Feathering The Nest

Dec. 18, 2019

A revolution in the security industry has occurred during the last year and locksmiths were not included. If you type "Google Nest" you will find a lengthy website showing dozens of Nest products and options. Nest is basically a DIY doorbell system which includes a camera. Since mail packages are now being delivered to doorsteps when residents are not at home, thieves have often followed the drivers and stole the packages before homeowners arrived.

Google acquired Nest Labs which is a manufacturer of smart home products. One Nest product is the camera/doorbell system which has apparently sold very well to residential consumers. Thousands of homeowners have purchased a Nest doorbell/camera system to the point where whole towns have Nest cameras installed almost door-to-door.

After enough Nest cameras were installed, it was not long before apps were available to connect residential cameras together so neighbors could check out local happenings. Police soon discovered ways to remotely view Nest cameras in a local residential area to watch a burglary in progress or to watch videos for evidence at a later date. At this time there is some question about police having access to residential videos as an invasion of privacy.

The Nest website offers dozens of options including added cameras for interior or exterior use, thermostat controls, an alarm system, smoke and CO alarms and finally locks. Options can run the cost of Nest into the hundreds of dollars. Since so many customers have decided to make the purchase, at least the future looks good for selling any kind of electronics products in the locksmith industry. One value of Nest systems is that owners can check on their residences or operate Nest products on cell phones via the internet.
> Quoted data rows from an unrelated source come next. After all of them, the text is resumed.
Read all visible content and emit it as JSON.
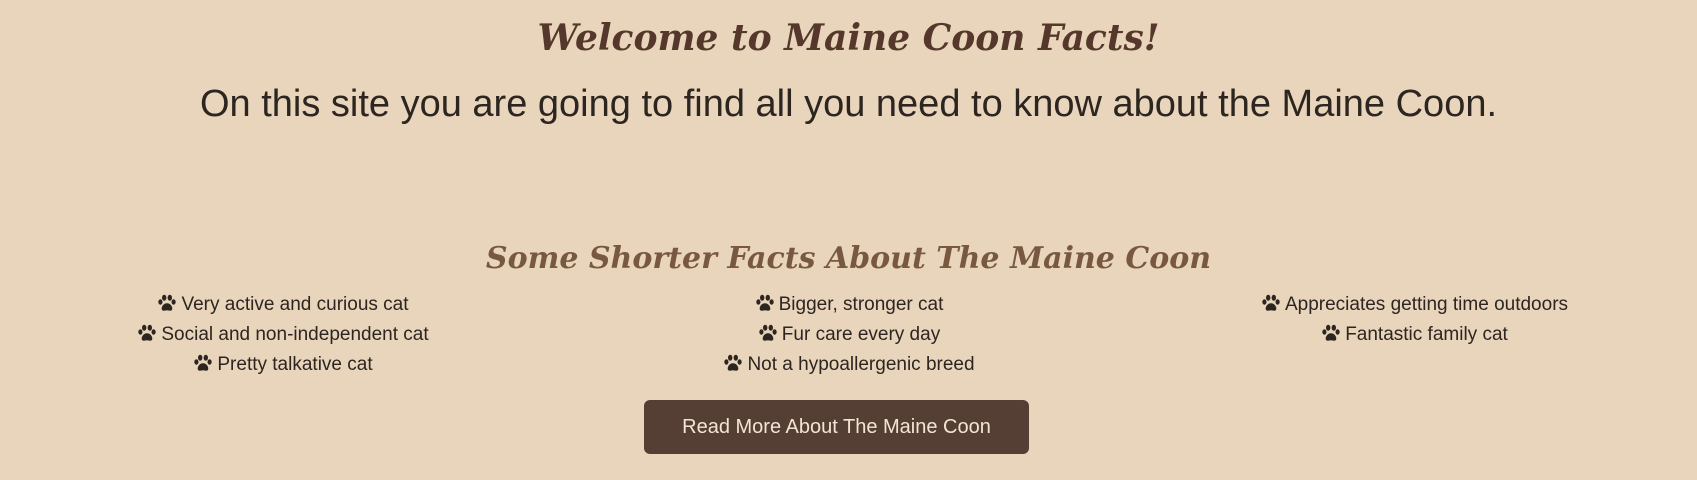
{
  "hero": {
    "title": "Welcome to Maine Coon Facts!",
    "subtitle": "On this site you are going to find all you need to know about the Maine Coon."
  },
  "facts": {
    "title": "Some Shorter Facts About The Maine Coon",
    "icon": "paw-icon",
    "columns": [
      {
        "items": [
          "Very active and curious cat",
          "Social and non-independent cat",
          "Pretty talkative cat"
        ]
      },
      {
        "items": [
          "Bigger, stronger cat",
          "Fur care every day",
          "Not a hypoallergenic breed"
        ]
      },
      {
        "items": [
          "Appreciates getting time outdoors",
          "Fantastic family cat"
        ]
      }
    ]
  },
  "cta": {
    "label": "Read More About The Maine Coon"
  },
  "colors": {
    "background": "#e8d5bc",
    "title": "#55382b",
    "section_title": "#785940",
    "text": "#2d2520",
    "button_bg": "#553e33",
    "button_text": "#f3e5d3"
  }
}
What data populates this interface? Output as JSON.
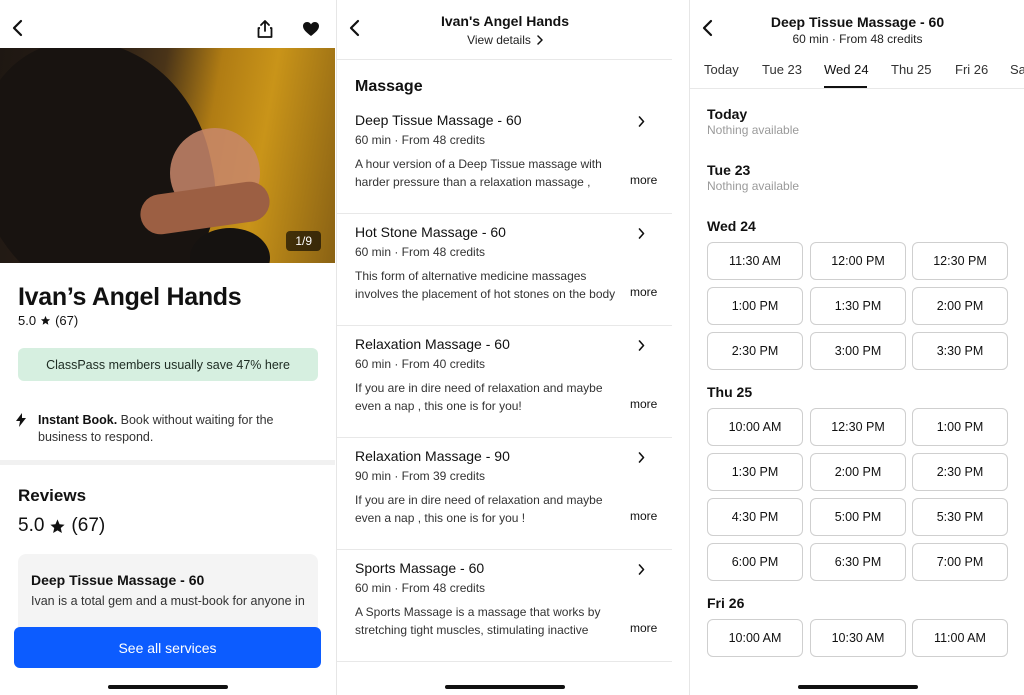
{
  "panel1": {
    "photo_counter": "1/9",
    "business_name": "Ivan’s Angel Hands",
    "rating": "5.0",
    "rating_count": "(67)",
    "savings_banner": "ClassPass members usually save 47% here",
    "instant_book_bold": "Instant Book.",
    "instant_book_text": " Book without waiting for the business to respond.",
    "reviews_heading": "Reviews",
    "reviews_score": "5.0",
    "reviews_count": "(67)",
    "review_card": {
      "title": "Deep Tissue Massage - 60",
      "excerpt": "Ivan is a total gem and a must-book for anyone in"
    },
    "cta_label": "See all services",
    "colors": {
      "banner_bg": "#d6efe0",
      "cta": "#0c5cff"
    },
    "icons": [
      "back-arrow-icon",
      "share-icon",
      "heart-icon",
      "star-icon",
      "lightning-icon"
    ]
  },
  "panel2": {
    "title": "Ivan's Angel Hands",
    "view_details": "View details",
    "section": "Massage",
    "services": [
      {
        "name": "Deep Tissue Massage - 60",
        "meta": "60 min · From 48 credits",
        "desc": "A hour version of a Deep Tissue massage with harder pressure than a relaxation massage , targeting knots",
        "more": "more"
      },
      {
        "name": "Hot Stone Massage - 60",
        "meta": "60 min · From 48 credits",
        "desc": "This form of alternative medicine massages involves the placement of hot stones on the body for the purpose",
        "more": "more"
      },
      {
        "name": "Relaxation Massage - 60",
        "meta": "60 min · From 40 credits",
        "desc": "If you are in dire need of relaxation and maybe even a nap , this one is for you! Class/service/experience details",
        "more": "more"
      },
      {
        "name": "Relaxation Massage - 90",
        "meta": "90 min · From 39 credits",
        "desc": "If you are in dire need of relaxation and maybe even a nap , this one is for you ! Class/service/experience details",
        "more": "more"
      },
      {
        "name": "Sports Massage - 60",
        "meta": "60 min · From 48 credits",
        "desc": "A Sports Massage is a massage that works by stretching tight muscles, stimulating inactive muscles and improving",
        "more": "more"
      }
    ]
  },
  "panel3": {
    "title": "Deep Tissue Massage - 60",
    "subtitle": "60 min · From 48 credits",
    "tabs": [
      "Today",
      "Tue 23",
      "Wed 24",
      "Thu 25",
      "Fri 26",
      "Sat"
    ],
    "active_tab": "Wed 24",
    "days": [
      {
        "label": "Today",
        "note": "Nothing available",
        "slots": []
      },
      {
        "label": "Tue 23",
        "note": "Nothing available",
        "slots": []
      },
      {
        "label": "Wed 24",
        "note": "",
        "slots": [
          "11:30 AM",
          "12:00 PM",
          "12:30 PM",
          "1:00 PM",
          "1:30 PM",
          "2:00 PM",
          "2:30 PM",
          "3:00 PM",
          "3:30 PM"
        ]
      },
      {
        "label": "Thu 25",
        "note": "",
        "slots": [
          "10:00 AM",
          "12:30 PM",
          "1:00 PM",
          "1:30 PM",
          "2:00 PM",
          "2:30 PM",
          "4:30 PM",
          "5:00 PM",
          "5:30 PM",
          "6:00 PM",
          "6:30 PM",
          "7:00 PM"
        ]
      },
      {
        "label": "Fri 26",
        "note": "",
        "slots": [
          "10:00 AM",
          "10:30 AM",
          "11:00 AM"
        ]
      }
    ]
  }
}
Hackers have found ways to discover private passwords and used them to operate some private Nest systems. This is the point where demand and supply meet. People are demanding simple- to-use products and companies making electronic products are happy to supply these needs. But until a completely foolproof system is devised to make keyless systems free from hacking, there will always be mechanical lock systems ready to be the final, no questions asked, solution.